[Element data from apps and pages]
= Beginning of Section =

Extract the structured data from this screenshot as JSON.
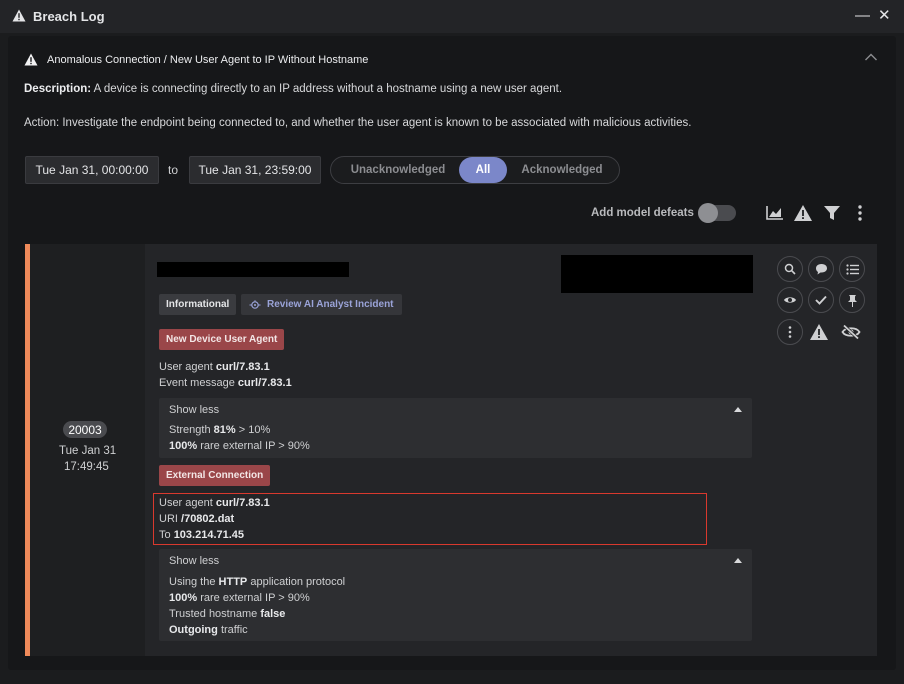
{
  "window": {
    "title": "Breach Log",
    "minimize_glyph": "—",
    "close_glyph": "✕"
  },
  "alert": {
    "title": "Anomalous Connection / New User Agent to IP Without Hostname",
    "description_label": "Description:",
    "description_text": "A device is connecting directly to an IP address without a hostname using a new user agent.",
    "action_text": "Action: Investigate the endpoint being connected to, and whether the user agent is known to be associated with malicious activities."
  },
  "filters": {
    "from_date": "Tue Jan 31, 00:00:00",
    "to_label": "to",
    "to_date": "Tue Jan 31, 23:59:00",
    "segments": [
      "Unacknowledged",
      "All",
      "Acknowledged"
    ],
    "active_segment": "All"
  },
  "toolbar": {
    "add_model_defeats_label": "Add model defeats",
    "toggle_on": false,
    "icons": [
      "chart-icon",
      "warning-icon",
      "filter-icon",
      "more-vertical-icon"
    ]
  },
  "breach": {
    "count": "20003",
    "date": "Tue Jan 31",
    "time": "17:49:45",
    "accent_color": "#ef8a5a",
    "tags": {
      "severity": "Informational",
      "ai_analyst": "Review AI Analyst Incident"
    },
    "component1": {
      "label": "New Device User Agent",
      "user_agent_label": "User agent",
      "user_agent_value": "curl/7.83.1",
      "event_message_label": "Event message",
      "event_message_value": "curl/7.83.1",
      "show_less": "Show less",
      "strength_label": "Strength",
      "strength_value": "81%",
      "strength_suffix": "> 10%",
      "rare_value": "100%",
      "rare_suffix": "rare external IP > 90%"
    },
    "component2": {
      "label": "External Connection",
      "user_agent_label": "User agent",
      "user_agent_value": "curl/7.83.1",
      "uri_label": "URI",
      "uri_value": "/70802.dat",
      "to_label": "To",
      "to_value": "103.214.71.45",
      "show_less": "Show less",
      "protocol_prefix": "Using the",
      "protocol_value": "HTTP",
      "protocol_suffix": "application protocol",
      "rare_value": "100%",
      "rare_suffix": "rare external IP > 90%",
      "hostname_label": "Trusted hostname",
      "hostname_value": "false",
      "outgoing_value": "Outgoing",
      "outgoing_suffix": "traffic"
    },
    "actions": [
      "search-icon",
      "comment-icon",
      "list-icon",
      "eye-icon",
      "check-icon",
      "pin-icon",
      "more-vertical-icon",
      "warning-icon",
      "eye-slash-icon"
    ]
  },
  "colors": {
    "accent_purple": "#7b87c9",
    "tag_red": "#9a4649",
    "highlight_red": "#d9392e"
  }
}
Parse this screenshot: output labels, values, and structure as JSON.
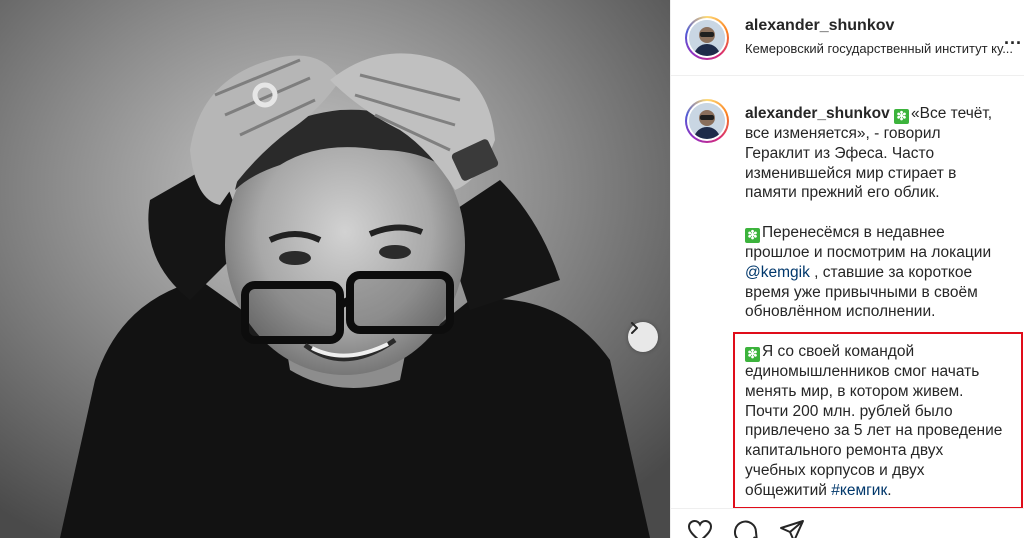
{
  "post": {
    "username": "alexander_shunkov",
    "location": "Кемеровский государственный институт ку...",
    "more_label": "..."
  },
  "caption": {
    "username": "alexander_shunkov",
    "paragraph1": "«Все течёт, все изменяется», - говорил Гераклит из Эфеса. Часто изменившейся мир стирает в памяти прежний его облик.",
    "paragraph2_before": "Перенесёмся в недавнее прошлое и посмотрим на локации ",
    "paragraph2_mention": "@kemgik",
    "paragraph2_after": " , ставшие за короткое время уже привычными в своём обновлённом исполнении.",
    "paragraph3": "Я со своей командой единомышленников смог начать менять мир, в котором живем. Почти 200 млн. рублей было привлечено за 5 лет на проведение капитального ремонта двух учебных корпусов и двух общежитий ",
    "paragraph3_hashtag": "#кемгик",
    "paragraph3_end": ".",
    "emoji_symbol": "❇"
  },
  "icons": {
    "like": "heart-icon",
    "comment": "comment-icon",
    "share": "paper-plane-icon",
    "next": "chevron-right-icon"
  },
  "colors": {
    "highlight": "#e00d1a",
    "link": "#00376b",
    "emoji_bg": "#3cb33c"
  }
}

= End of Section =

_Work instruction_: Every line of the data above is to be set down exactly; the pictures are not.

_Completed task_:
Extract the structured data from this screenshot as JSON.
{
  "window": {
    "title": "Breach Log",
    "minimize_glyph": "—",
    "close_glyph": "✕"
  },
  "alert": {
    "title": "Anomalous Connection / New User Agent to IP Without Hostname",
    "description_label": "Description:",
    "description_text": "A device is connecting directly to an IP address without a hostname using a new user agent.",
    "action_text": "Action: Investigate the endpoint being connected to, and whether the user agent is known to be associated with malicious activities."
  },
  "filters": {
    "from_date": "Tue Jan 31, 00:00:00",
    "to_label": "to",
    "to_date": "Tue Jan 31, 23:59:00",
    "segments": [
      "Unacknowledged",
      "All",
      "Acknowledged"
    ],
    "active_segment": "All"
  },
  "toolbar": {
    "add_model_defeats_label": "Add model defeats",
    "toggle_on": false,
    "icons": [
      "chart-icon",
      "warning-icon",
      "filter-icon",
      "more-vertical-icon"
    ]
  },
  "breach": {
    "count": "20003",
    "date": "Tue Jan 31",
    "time": "17:49:45",
    "accent_color": "#ef8a5a",
    "tags": {
      "severity": "Informational",
      "ai_analyst": "Review AI Analyst Incident"
    },
    "component1": {
      "label": "New Device User Agent",
      "user_agent_label": "User agent",
      "user_agent_value": "curl/7.83.1",
      "event_message_label": "Event message",
      "event_message_value": "curl/7.83.1",
      "show_less": "Show less",
      "strength_label": "Strength",
      "strength_value": "81%",
      "strength_suffix": "> 10%",
      "rare_value": "100%",
      "rare_suffix": "rare external IP > 90%"
    },
    "component2": {
      "label": "External Connection",
      "user_agent_label": "User agent",
      "user_agent_value": "curl/7.83.1",
      "uri_label": "URI",
      "uri_value": "/70802.dat",
      "to_label": "To",
      "to_value": "103.214.71.45",
      "show_less": "Show less",
      "protocol_prefix": "Using the",
      "protocol_value": "HTTP",
      "protocol_suffix": "application protocol",
      "rare_value": "100%",
      "rare_suffix": "rare external IP > 90%",
      "hostname_label": "Trusted hostname",
      "hostname_value": "false",
      "outgoing_value": "Outgoing",
      "outgoing_suffix": "traffic"
    },
    "actions": [
      "search-icon",
      "comment-icon",
      "list-icon",
      "eye-icon",
      "check-icon",
      "pin-icon",
      "more-vertical-icon",
      "warning-icon",
      "eye-slash-icon"
    ]
  },
  "colors": {
    "accent_purple": "#7b87c9",
    "tag_red": "#9a4649",
    "highlight_red": "#d9392e"
  }
}
Parse this screenshot: output labels, values, and structure as JSON.
{
  "post": {
    "username": "alexander_shunkov",
    "location": "Кемеровский государственный институт ку...",
    "more_label": "..."
  },
  "caption": {
    "username": "alexander_shunkov",
    "paragraph1": "«Все течёт, все изменяется», - говорил Гераклит из Эфеса. Часто изменившейся мир стирает в памяти прежний его облик.",
    "paragraph2_before": "Перенесёмся в недавнее прошлое и посмотрим на локации ",
    "paragraph2_mention": "@kemgik",
    "paragraph2_after": " , ставшие за короткое время уже привычными в своём обновлённом исполнении.",
    "paragraph3": "Я со своей командой единомышленников смог начать менять мир, в котором живем. Почти 200 млн. рублей было привлечено за 5 лет на проведение капитального ремонта двух учебных корпусов и двух общежитий ",
    "paragraph3_hashtag": "#кемгик",
    "paragraph3_end": ".",
    "emoji_symbol": "❇"
  },
  "icons": {
    "like": "heart-icon",
    "comment": "comment-icon",
    "share": "paper-plane-icon",
    "next": "chevron-right-icon"
  },
  "colors": {
    "highlight": "#e00d1a",
    "link": "#00376b",
    "emoji_bg": "#3cb33c"
  }
}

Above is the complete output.